It was another tough year for the planet’s air conditioner.
The Arctic sea ice, which helps cool the globe, plunged to a minimum extent of 4.64 million square kilometers in 2017 — the eighth-lowest seasonal level in almost four decades of records, according to a preliminary report out Tuesday from the National Snow and Ice Data Center.
Each spring and summer, the layer of ice blanketing the Arctic Ocean and surrounding region shrinks with warmer temperatures before thickening up again through the colder months of autumn and winter. The lowest level of the ice cap in a year is called the minimum extent, and the highest level is its maximum extent.

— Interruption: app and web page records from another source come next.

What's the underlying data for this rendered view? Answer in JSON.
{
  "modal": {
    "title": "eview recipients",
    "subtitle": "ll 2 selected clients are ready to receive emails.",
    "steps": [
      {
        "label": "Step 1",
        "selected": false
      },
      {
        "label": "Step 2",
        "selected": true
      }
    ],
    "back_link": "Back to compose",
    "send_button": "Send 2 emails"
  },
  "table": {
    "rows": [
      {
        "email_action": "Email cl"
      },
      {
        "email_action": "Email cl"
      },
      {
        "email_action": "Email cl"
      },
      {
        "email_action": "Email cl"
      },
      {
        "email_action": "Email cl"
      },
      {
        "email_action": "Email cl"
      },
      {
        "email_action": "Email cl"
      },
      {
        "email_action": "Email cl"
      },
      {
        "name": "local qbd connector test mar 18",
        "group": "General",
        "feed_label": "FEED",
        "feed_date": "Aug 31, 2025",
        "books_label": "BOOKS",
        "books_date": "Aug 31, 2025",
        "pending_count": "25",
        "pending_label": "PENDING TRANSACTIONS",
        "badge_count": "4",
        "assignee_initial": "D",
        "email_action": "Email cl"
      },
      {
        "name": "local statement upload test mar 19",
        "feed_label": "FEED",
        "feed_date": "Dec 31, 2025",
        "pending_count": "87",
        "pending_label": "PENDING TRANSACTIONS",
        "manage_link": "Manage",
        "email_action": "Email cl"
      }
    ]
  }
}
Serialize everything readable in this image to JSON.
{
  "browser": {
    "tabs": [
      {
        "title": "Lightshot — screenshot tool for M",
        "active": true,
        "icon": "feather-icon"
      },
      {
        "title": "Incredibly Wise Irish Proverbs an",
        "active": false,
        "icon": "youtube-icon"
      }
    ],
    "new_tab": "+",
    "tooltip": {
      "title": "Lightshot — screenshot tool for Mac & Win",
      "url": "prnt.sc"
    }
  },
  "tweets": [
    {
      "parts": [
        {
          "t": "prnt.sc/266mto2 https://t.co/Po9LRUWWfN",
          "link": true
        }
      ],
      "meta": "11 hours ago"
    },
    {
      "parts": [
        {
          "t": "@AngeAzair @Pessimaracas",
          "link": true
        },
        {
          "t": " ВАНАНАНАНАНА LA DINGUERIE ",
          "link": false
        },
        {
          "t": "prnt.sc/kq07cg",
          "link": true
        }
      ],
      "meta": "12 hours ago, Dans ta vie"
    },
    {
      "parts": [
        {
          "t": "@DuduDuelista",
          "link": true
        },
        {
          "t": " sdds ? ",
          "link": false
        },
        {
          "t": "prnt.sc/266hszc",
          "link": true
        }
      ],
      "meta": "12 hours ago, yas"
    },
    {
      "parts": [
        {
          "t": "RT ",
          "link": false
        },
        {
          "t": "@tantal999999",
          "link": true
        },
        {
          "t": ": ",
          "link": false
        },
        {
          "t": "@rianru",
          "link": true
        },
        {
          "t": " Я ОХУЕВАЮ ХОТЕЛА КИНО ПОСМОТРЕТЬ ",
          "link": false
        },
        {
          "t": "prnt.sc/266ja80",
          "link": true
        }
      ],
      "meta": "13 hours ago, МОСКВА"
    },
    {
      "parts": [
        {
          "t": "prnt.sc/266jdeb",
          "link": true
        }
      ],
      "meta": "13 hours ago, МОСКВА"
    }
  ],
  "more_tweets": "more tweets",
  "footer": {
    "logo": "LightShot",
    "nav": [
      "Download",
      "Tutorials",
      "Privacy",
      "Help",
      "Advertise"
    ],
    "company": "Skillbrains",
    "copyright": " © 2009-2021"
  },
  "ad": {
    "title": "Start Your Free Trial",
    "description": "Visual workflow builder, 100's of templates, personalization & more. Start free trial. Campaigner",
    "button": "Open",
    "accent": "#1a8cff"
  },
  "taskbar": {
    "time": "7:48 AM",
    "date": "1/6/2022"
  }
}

The last five melting seasons have been rough for the Arctic. The lowest minimum extent in the 38-year record was in 2012, when the ice cap shriveled to just 3.39 million square kilometers. That was worse than 2016, which tied 2007 for the second-lowest year on record at 4.14 million square kilometers.
A comparatively mild melting season, which began in March and ended Sept. 13, kept 2017 from achieving similar extremes. But as NASA senior climate scientist Claire Parkinson noted, the fact that a relatively unremarkable summer produced a below-average minimum extent underscores the new normal wrought by climate change.
“The weather conditions have not been particularly noteworthy this summer,” Parkinson said. “The fact that we still ended up with low sea ice extents is because the baseline ice conditions today are worse than the baseline 38 years ago.”
The new data about the Arctic ice cap comes amid a spate of powerful storms that have thrust climate change once more to the forefront of the public discourse.
As University of Washington’s Sarah Myhre noted in the Stranger on Tuesday, “the severity and size of tropical storms are connected to climate change,” providing the “context” for deadly storms like Harvey, Irma and now Maria. Further, a study in the journal Nature Climate Change published online in 2013 found a relationship between the decline of the Arctic ice cap and “extreme events” elsewhere in the Northern Hemisphere.
Meanwhile, the Trump administration and its Republican allies in Congress have sought to stand in the way of research that could help explain the impact of global warming on weather and, as portions of the United States continue to be battered by hurricanes, insist that now is not the time to talk about climate change.
“To have any kind of focus on the cause and effect of the storm, versus helping people — or actually facing the effect of the storm — is misplaced,” Environmental Protection Agency Administrator Scott Pruitt told CNN in the wake of Hurricane Irma. “To use time and effort to address it at this point is very, very insensitive to this people in Florida.”
Pruitt on Tuesday acknowledged that the “climate is always changing” and that “humans contribute to it in some way,” but expressed skepticism about the extent to which those changes pose a threat and suggested further debate.
“Bring scientists in — red team scientists, blue team scientists — have a discussion about the importance of this issue,” Pruitt said on Fox News. “The American people deserve that type of objective, transparent discussion.”
The Arctic is coming off its third straight year of record low maximum extents, reaching just 14.42 million square kilometers, according to the NSIDC. The Antarctic, too, is now bracing for one of its lowest-recorded maximum extents, according to the NSIDC.
Additionally, according to NASA, the combined total polar sea coverage in February hit its lowest point since satellites began continuously measuring sea ice in 1979.